## EXERCISE
Across the records below, report how many lines include the word "JSON", stating the number alone.

LISTED RECORDS Block Start

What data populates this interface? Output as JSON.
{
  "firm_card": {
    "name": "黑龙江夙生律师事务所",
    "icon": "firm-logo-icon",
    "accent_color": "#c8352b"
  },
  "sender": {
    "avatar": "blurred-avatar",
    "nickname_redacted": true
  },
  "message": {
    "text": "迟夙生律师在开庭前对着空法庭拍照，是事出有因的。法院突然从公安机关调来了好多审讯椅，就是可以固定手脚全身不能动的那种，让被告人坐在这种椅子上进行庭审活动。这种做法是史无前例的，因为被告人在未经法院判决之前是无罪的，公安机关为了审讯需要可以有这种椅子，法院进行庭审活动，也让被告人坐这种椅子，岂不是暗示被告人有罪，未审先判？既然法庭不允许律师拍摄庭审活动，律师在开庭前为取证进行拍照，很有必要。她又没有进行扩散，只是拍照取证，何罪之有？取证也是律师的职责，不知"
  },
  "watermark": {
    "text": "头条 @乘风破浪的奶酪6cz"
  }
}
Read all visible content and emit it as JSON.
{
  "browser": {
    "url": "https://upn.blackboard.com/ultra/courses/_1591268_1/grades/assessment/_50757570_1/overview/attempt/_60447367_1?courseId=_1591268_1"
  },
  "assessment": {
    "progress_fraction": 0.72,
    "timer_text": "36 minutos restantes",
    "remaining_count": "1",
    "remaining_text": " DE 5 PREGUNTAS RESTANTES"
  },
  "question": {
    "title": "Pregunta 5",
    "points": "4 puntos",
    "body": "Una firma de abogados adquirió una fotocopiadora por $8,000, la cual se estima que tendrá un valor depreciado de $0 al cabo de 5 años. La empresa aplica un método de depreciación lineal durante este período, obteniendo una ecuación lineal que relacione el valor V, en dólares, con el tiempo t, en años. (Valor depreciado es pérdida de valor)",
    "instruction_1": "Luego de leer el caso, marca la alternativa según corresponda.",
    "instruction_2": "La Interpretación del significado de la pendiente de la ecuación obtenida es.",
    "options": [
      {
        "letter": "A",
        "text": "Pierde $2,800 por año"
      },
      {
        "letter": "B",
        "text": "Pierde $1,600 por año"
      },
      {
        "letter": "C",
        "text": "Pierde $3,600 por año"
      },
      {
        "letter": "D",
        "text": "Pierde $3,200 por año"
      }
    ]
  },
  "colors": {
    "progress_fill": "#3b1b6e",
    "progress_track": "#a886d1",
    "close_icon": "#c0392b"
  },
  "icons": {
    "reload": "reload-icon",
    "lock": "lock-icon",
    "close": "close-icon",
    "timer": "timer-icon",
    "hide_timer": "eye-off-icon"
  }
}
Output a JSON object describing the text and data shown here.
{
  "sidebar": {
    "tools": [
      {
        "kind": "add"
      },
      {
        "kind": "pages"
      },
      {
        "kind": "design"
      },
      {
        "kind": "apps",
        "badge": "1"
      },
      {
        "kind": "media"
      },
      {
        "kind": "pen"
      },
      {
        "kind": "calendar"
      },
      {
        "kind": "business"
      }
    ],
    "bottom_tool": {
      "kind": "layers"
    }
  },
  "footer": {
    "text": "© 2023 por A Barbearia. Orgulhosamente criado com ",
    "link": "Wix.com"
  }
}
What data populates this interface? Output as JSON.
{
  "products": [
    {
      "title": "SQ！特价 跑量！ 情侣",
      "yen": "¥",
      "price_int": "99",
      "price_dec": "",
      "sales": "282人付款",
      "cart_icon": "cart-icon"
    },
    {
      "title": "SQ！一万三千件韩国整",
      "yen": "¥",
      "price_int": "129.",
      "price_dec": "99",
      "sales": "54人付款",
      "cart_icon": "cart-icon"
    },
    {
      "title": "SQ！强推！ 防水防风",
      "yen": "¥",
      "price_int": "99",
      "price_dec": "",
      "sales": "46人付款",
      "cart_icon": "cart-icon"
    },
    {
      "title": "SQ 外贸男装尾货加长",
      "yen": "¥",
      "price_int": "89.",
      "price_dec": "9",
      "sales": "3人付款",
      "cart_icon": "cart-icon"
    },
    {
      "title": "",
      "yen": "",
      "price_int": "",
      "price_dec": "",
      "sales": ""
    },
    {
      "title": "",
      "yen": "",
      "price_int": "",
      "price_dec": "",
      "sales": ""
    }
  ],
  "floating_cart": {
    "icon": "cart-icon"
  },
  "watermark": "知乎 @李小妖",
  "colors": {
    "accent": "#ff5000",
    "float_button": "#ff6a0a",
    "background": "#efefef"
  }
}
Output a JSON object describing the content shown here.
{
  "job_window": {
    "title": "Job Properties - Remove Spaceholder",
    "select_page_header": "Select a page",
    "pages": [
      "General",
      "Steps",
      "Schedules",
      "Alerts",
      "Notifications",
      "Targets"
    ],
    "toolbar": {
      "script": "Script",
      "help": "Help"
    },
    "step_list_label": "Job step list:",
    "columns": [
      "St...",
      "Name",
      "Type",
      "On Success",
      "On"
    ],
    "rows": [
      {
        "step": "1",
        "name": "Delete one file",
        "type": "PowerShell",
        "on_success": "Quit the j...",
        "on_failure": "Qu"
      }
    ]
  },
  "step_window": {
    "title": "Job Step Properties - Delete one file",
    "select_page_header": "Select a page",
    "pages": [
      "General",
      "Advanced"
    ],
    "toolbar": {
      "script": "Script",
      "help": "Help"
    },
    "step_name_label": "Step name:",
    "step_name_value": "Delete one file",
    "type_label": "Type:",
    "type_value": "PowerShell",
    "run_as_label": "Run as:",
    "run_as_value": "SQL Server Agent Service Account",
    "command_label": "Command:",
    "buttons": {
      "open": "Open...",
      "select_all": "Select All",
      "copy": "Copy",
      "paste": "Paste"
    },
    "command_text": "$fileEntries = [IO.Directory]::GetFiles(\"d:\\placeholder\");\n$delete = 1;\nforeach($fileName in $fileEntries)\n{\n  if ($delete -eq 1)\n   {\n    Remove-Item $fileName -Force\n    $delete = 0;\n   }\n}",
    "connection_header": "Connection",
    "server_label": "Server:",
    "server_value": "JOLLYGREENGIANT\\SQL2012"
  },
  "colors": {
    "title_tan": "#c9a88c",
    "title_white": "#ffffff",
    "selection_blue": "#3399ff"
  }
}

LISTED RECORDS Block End

## RESULT FOR THIS TASK
5